The integration of IoT technology further enhances the efficiency and productivity of these container farms. Real-time monitoring and data-driven insights empower farmers to optimize crop growth, resource utilization, and overall operational performance.
Freight Farms’s outstanding management team is led by Chief Executive Officer Rick Vanzura, a Harvard MBA and successful brand builder with a background including executive positions at Wahlburgers and Panera Bread.
Known for driving value across various sectors, Vanzura is passionate about issues like urban land scarcity and the need for hyper-local food production. He has spoken often about the need to simplify supply chains and ensure reliable access to healthy, traceable food at a local level has become more crucial for communities worldwide.

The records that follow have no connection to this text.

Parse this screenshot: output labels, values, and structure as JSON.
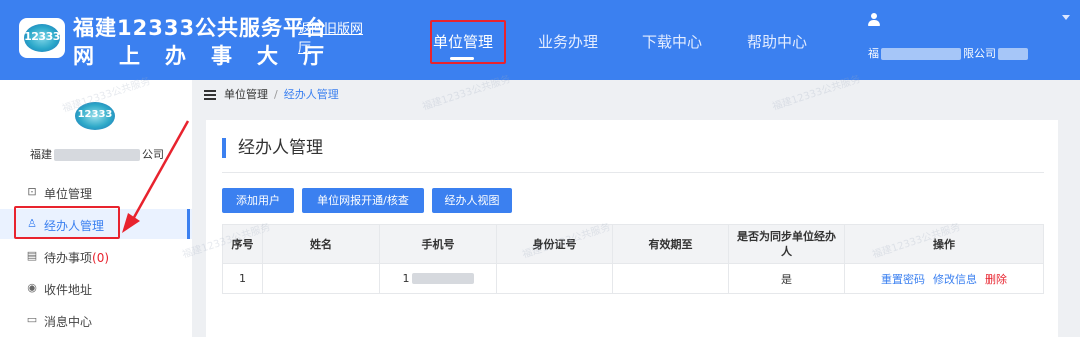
{
  "header": {
    "logo_text": "12333",
    "title_line1": "福建12333公共服务平台",
    "title_line2": "网上办事大厅",
    "old_version_link": "返回旧版网厅",
    "nav": [
      {
        "label": "单位管理",
        "active": true
      },
      {
        "label": "业务办理",
        "active": false
      },
      {
        "label": "下载中心",
        "active": false
      },
      {
        "label": "帮助中心",
        "active": false
      }
    ],
    "user_company_prefix": "福",
    "user_company_suffix": "限公司",
    "accent_color": "#3b80f0"
  },
  "sidebar": {
    "logo_text": "12333",
    "company_prefix": "福建",
    "company_suffix": "公司",
    "items": [
      {
        "icon": "unit-icon",
        "label": "单位管理",
        "active": false
      },
      {
        "icon": "user-icon",
        "label": "经办人管理",
        "active": true
      },
      {
        "icon": "todo-icon",
        "label": "待办事项",
        "count": "(0)",
        "active": false
      },
      {
        "icon": "location-icon",
        "label": "收件地址",
        "active": false
      },
      {
        "icon": "message-icon",
        "label": "消息中心",
        "active": false
      }
    ]
  },
  "breadcrumb": {
    "root": "单位管理",
    "separator": "/",
    "current": "经办人管理"
  },
  "main": {
    "title": "经办人管理",
    "buttons": [
      "添加用户",
      "单位网报开通/核查",
      "经办人视图"
    ],
    "table": {
      "headers": [
        "序号",
        "姓名",
        "手机号",
        "身份证号",
        "有效期至",
        "是否为同步单位经办人",
        "操作"
      ],
      "rows": [
        {
          "index": "1",
          "name": "",
          "phone_prefix": "1",
          "id_number": "",
          "valid_until": "",
          "synced": "是"
        }
      ],
      "actions": [
        "重置密码",
        "修改信息",
        "删除"
      ]
    }
  },
  "watermark_text": "福建12333公共服务"
}
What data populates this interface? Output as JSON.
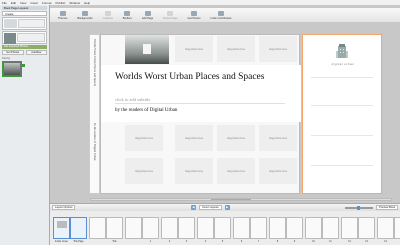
{
  "menubar": [
    "File",
    "Edit",
    "View",
    "Insert",
    "Format",
    "Publish",
    "Window",
    "Help"
  ],
  "toolbar": {
    "buttons": [
      {
        "label": "Themes"
      },
      {
        "label": "Backgrounds"
      },
      {
        "label": "Captions"
      },
      {
        "label": "Borders"
      },
      {
        "label": "Add Page"
      },
      {
        "label": "Delete Page"
      },
      {
        "label": "Get Photos"
      },
      {
        "label": "Invite Contributors"
      }
    ]
  },
  "left_panel": {
    "title": "Book Page Layouts",
    "create_label": "Create",
    "bar_label": "Get Imported Photos",
    "btn_get_photos": "Get Photos",
    "btn_autoflow": "Autoflow",
    "section_label": "Sort by"
  },
  "book": {
    "title": "Worlds Worst Urban Places and Spaces",
    "subtitle_placeholder": "click to add subtitle",
    "byline": "by the readers of Digital Urban",
    "spine_title": "Worlds Worst Urban Places and Spaces",
    "spine_byline": "by the readers of Digital Urban",
    "placeholder_text": "drag photos here",
    "logo_text": "digital urban"
  },
  "bottom": {
    "layouts_label": "Layout Options",
    "cover_label": "Cover Layouts",
    "preview_label": "Preview Book"
  },
  "filmstrip": {
    "spreads": [
      {
        "left": "Inside Cover",
        "right": "Title Page",
        "selected": true
      },
      {
        "left": "",
        "right": "Title"
      },
      {
        "left": "",
        "right": "1"
      },
      {
        "left": "2",
        "right": "3"
      },
      {
        "left": "4",
        "right": "5"
      },
      {
        "left": "6",
        "right": "7"
      },
      {
        "left": "8",
        "right": "9"
      },
      {
        "left": "10",
        "right": "11"
      },
      {
        "left": "12",
        "right": "13"
      },
      {
        "left": "14",
        "right": "15"
      }
    ]
  },
  "colors": {
    "selection_border": "#f5a66a",
    "accent_green": "#8fae6b",
    "accent_blue": "#5b8fd3"
  }
}
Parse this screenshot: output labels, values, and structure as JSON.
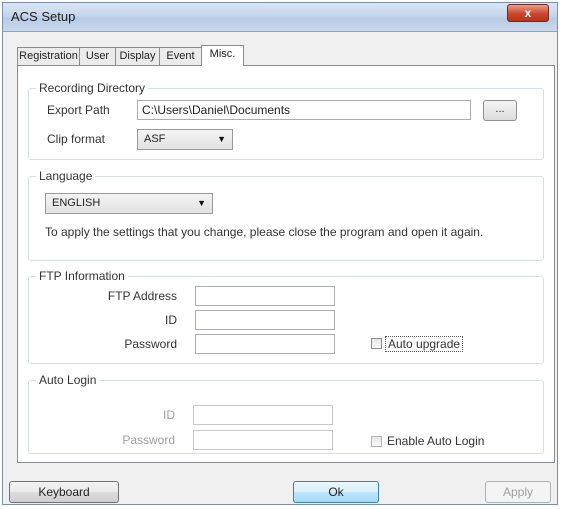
{
  "window": {
    "title": "ACS Setup",
    "close_glyph": "x"
  },
  "tabs": [
    {
      "label": "Registration",
      "active": false
    },
    {
      "label": "User",
      "active": false
    },
    {
      "label": "Display",
      "active": false
    },
    {
      "label": "Event",
      "active": false
    },
    {
      "label": "Misc.",
      "active": true
    }
  ],
  "recording": {
    "legend": "Recording Directory",
    "export_path_label": "Export Path",
    "export_path_value": "C:\\Users\\Daniel\\Documents",
    "browse_label": "...",
    "clip_format_label": "Clip format",
    "clip_format_value": "ASF"
  },
  "language": {
    "legend": "Language",
    "value": "ENGLISH",
    "note": "To apply the settings that you change, please close the program and open it again."
  },
  "ftp": {
    "legend": "FTP Information",
    "address_label": "FTP Address",
    "address_value": "",
    "id_label": "ID",
    "id_value": "",
    "password_label": "Password",
    "password_value": "",
    "auto_upgrade_label": "Auto upgrade",
    "auto_upgrade_checked": false
  },
  "auto_login": {
    "legend": "Auto Login",
    "id_label": "ID",
    "id_value": "",
    "password_label": "Password",
    "password_value": "",
    "enable_label": "Enable Auto Login",
    "enable_checked": false
  },
  "footer": {
    "keyboard_label": "Keyboard",
    "ok_label": "Ok",
    "apply_label": "Apply"
  },
  "icons": {
    "dropdown": "chevron-down-icon",
    "close": "close-icon"
  }
}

The recently unveiled ‘Garden’ model is poised to make smart farming more accessible, offering automation and benefits similar to the Greenery at a lower upfront cost. Additionally, large-scale projects beckon as Freight Farms explores the use of its technology in expansive warehouse environments.
With the successful deployment of the Greenery container farm and its widespread adoption across various sectors, Freight Farms is not just cultivating crops; it is sowing the seeds of a sustainable future for food production.
It’s critical for investors to see the distinction between Freight Farms and other AgTech players who have struggled. The trouble with some models is that they tried to operate massive infrastructure projects that became difficult to fund as capital markets tightened up.
Just look at AppHarvest, once a highflier but a few months ago filed for bankruptcy. Another, AeroFarms, pulled its plans to go public and later went bankrupt, though it emerged several weeks ago.
Freight Farms stands to be far more resilient. In essence, the company is a technology provider not a grower itself. Customers purchase equipment as their own upfront investment ($150,000 for the Greenery model) and then subscription-based fees for ongoing support in the form of software and consumables.
Savvy investors will zero in on the latter revenue stream, which should command superior margins, as it continues to grow in importance. Recurring sales have grown from 3% of total revenue a few years ago to 9% in the year through June 2023.
Total revenue is growing at a blistering pace, with sales expected to nearly triple to $60 million in 2025 from $22.4 million in 2023. And those forecasts are anchored by real customer orders: Roughly half of the 2024 sales forecast is already accounted for by backlog.
Importantly, Freight Farms is priced conservatively, trading at an implied 3.7 times 2024 revenue. By comparison, Celsius Holdings, Inc. trades at 6.5 times 2024 consensus sales while Ginkgo Bioworks Holdings, Inc. commands a multiple of 6.7 times, according to Sentieo, an AI-enabled research platform.
Investors who buy now will join the company of leading AgTech investors including Aliaxis SA, Ospraie Ag Science, Spark Capital, Stage 1 Ventures, and Alkaline Partners. That group invested $17.5 million in a private funding round last year. In total, the company has raised $47 million to date, a strong sign of support from serious backers.
Investors who do a little digging should quickly see the connection between picks and shovels, and software and containers.